Does legal text have to be so spotty?

Written on November 25, 2012 at 3:37 pm, by

Legal documents often define key terms at the start, to clarify what is meant by ‘you’, ‘we’, ‘the contract period’, and so on. They then signal the defined terms in bold or colour whenever they appear. This one’s from a Standard Life ISA: The result is a spotty text that’s very hard to read. For  Continue Reading »

Free and difficult parking

Written on November 24, 2012 at 5:08 pm, by

This sign had me puzzling for several minutes in one of Ely’s car parks. It flummoxed at least three of my fellow-parkers too. Fortunately we have the Simplification Centre hack day on parking signs on 14 December.  Let’s see if we can fix this one. One of the challenges is that these days everyone expects  Continue Reading »
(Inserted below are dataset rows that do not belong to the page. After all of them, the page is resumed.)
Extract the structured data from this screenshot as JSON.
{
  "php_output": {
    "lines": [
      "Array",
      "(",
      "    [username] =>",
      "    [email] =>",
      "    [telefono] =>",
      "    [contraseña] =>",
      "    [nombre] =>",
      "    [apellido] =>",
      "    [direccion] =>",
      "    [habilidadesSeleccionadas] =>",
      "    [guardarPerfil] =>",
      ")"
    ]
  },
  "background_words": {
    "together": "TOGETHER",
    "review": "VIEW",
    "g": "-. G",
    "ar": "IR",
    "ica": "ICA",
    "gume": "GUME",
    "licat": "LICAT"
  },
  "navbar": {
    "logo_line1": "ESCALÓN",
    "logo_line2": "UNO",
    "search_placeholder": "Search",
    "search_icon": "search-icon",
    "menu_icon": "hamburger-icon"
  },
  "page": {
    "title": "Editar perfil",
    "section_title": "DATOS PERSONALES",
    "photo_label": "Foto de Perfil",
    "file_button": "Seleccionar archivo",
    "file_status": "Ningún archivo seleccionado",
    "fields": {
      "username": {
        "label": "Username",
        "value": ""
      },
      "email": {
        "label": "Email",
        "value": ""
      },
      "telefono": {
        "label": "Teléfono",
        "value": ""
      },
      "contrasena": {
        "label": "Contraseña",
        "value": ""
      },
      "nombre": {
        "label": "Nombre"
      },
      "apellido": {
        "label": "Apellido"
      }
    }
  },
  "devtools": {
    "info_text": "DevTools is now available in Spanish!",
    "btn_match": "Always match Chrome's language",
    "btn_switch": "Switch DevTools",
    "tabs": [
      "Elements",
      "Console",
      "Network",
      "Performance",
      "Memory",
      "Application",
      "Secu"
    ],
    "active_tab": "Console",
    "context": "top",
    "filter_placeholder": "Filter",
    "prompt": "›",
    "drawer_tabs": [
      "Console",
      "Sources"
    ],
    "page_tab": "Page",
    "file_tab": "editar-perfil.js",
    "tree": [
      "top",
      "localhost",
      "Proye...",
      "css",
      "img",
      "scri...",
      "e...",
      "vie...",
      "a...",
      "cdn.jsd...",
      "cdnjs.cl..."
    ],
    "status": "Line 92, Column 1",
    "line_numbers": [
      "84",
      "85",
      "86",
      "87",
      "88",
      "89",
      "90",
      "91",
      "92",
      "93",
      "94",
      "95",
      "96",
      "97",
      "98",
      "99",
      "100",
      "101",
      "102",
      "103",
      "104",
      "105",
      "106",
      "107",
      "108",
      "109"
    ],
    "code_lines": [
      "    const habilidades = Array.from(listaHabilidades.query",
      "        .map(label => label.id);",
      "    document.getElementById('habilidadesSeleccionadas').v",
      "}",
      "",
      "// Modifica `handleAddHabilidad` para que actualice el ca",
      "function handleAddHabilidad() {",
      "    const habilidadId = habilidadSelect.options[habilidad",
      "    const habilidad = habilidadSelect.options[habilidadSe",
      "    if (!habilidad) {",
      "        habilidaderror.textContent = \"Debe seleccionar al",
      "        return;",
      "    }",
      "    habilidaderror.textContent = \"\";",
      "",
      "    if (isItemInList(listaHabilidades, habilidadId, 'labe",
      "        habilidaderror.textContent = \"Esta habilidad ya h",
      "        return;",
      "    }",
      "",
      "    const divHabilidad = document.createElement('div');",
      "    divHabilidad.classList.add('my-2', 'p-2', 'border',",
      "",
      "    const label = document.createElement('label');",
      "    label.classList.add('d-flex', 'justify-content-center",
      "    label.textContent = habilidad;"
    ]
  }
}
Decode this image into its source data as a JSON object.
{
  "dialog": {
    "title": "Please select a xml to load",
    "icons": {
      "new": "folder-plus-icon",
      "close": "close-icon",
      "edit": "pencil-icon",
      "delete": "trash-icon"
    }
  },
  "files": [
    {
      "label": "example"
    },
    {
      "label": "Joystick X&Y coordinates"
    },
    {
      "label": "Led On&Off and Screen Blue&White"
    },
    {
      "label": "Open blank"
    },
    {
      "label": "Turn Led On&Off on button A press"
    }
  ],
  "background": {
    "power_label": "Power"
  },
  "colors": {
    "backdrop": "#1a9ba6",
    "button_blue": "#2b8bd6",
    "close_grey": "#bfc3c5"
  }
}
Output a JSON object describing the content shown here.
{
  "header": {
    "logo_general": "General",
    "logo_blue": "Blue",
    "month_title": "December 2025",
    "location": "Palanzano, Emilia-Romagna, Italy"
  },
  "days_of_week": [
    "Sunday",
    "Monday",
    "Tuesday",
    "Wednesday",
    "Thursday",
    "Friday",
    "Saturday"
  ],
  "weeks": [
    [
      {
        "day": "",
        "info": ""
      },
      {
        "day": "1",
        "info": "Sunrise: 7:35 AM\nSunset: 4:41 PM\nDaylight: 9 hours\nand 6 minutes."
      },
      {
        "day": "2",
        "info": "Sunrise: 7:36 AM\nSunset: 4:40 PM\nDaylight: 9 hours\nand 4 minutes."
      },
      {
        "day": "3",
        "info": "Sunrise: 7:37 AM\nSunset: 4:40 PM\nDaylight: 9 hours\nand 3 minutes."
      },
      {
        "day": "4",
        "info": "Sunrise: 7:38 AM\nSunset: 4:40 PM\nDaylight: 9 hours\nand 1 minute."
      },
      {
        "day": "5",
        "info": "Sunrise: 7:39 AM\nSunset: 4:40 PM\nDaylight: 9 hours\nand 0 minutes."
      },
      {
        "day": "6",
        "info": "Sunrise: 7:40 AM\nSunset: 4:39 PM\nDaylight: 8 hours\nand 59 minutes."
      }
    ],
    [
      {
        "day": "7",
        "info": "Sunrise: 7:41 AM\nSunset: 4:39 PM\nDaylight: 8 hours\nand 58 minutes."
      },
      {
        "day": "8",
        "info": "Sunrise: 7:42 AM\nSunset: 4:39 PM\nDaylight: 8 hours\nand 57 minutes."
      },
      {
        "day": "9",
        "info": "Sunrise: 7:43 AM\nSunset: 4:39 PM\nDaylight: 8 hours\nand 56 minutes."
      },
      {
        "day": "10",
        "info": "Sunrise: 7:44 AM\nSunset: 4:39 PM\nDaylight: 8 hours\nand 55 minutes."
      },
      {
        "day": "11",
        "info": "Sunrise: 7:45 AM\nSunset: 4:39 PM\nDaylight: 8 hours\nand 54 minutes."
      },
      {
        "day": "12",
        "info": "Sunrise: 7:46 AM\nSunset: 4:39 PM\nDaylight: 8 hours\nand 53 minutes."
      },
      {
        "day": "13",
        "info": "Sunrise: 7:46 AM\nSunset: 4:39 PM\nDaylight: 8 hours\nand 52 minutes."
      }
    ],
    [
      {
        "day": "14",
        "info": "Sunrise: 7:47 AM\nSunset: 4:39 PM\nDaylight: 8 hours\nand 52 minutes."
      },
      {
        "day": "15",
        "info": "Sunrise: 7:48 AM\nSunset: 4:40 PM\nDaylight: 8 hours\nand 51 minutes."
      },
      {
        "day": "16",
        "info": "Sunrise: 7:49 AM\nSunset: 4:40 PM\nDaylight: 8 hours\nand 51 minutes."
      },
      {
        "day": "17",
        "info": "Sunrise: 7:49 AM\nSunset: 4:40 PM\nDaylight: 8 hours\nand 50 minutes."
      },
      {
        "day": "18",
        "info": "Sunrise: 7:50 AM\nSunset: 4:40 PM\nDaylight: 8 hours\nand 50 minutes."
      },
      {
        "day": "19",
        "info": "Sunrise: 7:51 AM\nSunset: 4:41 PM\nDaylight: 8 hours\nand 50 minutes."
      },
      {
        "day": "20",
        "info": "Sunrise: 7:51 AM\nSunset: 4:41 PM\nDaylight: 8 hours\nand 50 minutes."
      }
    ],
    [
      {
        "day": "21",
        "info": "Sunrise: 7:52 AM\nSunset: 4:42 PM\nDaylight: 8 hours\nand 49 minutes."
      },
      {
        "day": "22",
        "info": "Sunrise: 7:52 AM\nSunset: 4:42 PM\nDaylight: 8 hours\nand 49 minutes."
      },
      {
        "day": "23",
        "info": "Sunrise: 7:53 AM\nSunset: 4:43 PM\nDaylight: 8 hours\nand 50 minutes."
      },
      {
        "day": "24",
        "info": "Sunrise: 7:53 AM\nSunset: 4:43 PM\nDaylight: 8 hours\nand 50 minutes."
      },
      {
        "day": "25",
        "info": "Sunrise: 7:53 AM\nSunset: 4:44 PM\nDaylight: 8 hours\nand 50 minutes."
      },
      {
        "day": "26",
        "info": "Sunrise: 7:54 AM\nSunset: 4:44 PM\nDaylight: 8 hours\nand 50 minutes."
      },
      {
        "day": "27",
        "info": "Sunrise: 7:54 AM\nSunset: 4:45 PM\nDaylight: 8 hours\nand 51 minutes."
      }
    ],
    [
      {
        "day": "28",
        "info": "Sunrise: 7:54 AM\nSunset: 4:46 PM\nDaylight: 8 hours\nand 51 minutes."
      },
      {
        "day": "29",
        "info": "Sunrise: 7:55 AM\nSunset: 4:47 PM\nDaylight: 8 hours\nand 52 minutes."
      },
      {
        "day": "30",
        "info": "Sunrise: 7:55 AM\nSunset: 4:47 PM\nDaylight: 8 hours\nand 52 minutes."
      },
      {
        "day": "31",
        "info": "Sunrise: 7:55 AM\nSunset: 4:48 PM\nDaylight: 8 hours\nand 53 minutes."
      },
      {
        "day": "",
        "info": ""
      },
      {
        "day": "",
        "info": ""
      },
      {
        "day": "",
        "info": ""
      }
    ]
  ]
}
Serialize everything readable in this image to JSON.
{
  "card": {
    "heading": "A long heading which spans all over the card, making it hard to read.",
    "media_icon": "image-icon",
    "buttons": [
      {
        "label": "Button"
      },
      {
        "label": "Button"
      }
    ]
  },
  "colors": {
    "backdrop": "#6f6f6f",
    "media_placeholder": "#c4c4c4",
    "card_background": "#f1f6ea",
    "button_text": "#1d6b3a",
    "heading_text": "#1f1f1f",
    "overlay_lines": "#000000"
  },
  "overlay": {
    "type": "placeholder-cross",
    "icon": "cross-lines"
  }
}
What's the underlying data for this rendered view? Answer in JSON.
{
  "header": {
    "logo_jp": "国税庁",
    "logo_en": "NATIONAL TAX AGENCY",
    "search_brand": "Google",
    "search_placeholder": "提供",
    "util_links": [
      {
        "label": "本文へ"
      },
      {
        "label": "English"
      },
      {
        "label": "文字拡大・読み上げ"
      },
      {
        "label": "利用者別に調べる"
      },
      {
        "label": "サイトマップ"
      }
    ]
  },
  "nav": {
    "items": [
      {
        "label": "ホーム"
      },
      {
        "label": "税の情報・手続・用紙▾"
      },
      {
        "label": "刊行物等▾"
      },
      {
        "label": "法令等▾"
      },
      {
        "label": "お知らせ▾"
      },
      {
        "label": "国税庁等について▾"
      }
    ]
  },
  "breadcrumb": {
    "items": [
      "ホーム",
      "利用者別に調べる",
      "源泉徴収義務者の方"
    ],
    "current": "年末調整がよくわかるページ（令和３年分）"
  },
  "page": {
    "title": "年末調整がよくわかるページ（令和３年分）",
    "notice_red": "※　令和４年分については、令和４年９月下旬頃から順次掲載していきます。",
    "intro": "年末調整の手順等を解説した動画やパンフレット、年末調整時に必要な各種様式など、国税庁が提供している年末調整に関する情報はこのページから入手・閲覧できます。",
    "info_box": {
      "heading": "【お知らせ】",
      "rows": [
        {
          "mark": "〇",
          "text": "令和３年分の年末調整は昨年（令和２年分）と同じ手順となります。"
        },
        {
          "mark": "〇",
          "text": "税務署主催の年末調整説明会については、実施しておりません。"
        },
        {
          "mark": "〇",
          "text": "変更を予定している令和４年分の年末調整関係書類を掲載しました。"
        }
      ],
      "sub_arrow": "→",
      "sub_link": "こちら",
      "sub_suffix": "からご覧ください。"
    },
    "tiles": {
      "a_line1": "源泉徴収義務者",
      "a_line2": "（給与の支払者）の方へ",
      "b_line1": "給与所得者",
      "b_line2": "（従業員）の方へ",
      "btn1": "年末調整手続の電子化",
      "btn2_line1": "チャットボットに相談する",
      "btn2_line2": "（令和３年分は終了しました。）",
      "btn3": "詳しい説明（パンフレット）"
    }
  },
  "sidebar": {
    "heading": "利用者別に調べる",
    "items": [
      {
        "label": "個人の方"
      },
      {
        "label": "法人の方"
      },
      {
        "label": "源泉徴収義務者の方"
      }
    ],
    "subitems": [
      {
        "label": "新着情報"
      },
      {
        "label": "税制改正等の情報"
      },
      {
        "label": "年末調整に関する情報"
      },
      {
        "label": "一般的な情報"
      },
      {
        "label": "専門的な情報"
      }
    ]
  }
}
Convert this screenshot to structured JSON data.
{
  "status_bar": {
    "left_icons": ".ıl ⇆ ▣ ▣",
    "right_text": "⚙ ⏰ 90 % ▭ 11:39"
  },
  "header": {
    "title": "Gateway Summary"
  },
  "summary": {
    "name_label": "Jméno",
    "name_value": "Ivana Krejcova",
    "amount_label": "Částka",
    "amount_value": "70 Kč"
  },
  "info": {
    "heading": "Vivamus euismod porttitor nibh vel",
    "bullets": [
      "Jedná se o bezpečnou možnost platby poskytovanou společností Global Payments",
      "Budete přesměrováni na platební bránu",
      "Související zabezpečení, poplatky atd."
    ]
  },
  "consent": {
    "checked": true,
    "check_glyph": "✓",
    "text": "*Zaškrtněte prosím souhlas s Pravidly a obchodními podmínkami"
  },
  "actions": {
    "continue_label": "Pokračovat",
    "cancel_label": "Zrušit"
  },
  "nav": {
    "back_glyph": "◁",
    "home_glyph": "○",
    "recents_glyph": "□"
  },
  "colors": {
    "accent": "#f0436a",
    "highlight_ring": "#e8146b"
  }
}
A Clear document that’s actually clear

Written on November 22, 2012 at 5:53 pm, by

On this blog we like to examine the claims of documents that describe themselves as simple or clear. Here’s one that passes our scrutiny with ease. The Clear Building Survey is a rare example of a radical document transformation that (a) doesn’t require a degree in design to do, (b) hugely improves the user experience,  Continue Reading »

Simple Action: simplifying parking signs

Written on November 16, 2012 at 10:04 pm, by

Parking notices are notoriously tricky. Many car parks are designed for particular purposes, which are enforced or encouraged by complicated pricing structures. A car park might be intended for supermarket users – it will be free for a time, then cost a lot. Or it may be intended for shoppers but not commuters: so you  Continue Reading »

Join the Privacy Icons Legal Hackathon

Written on November 11, 2012 at 10:57 pm, by

This Friday evening (November 16th) some of us are planning to join in a hackathon in San Francisco. Don’t worry, it’s by remote access. And if you look to the end of this post, you’ll find how you can help out at any time. The problem being addressed is the small print about privacy and  Continue Reading »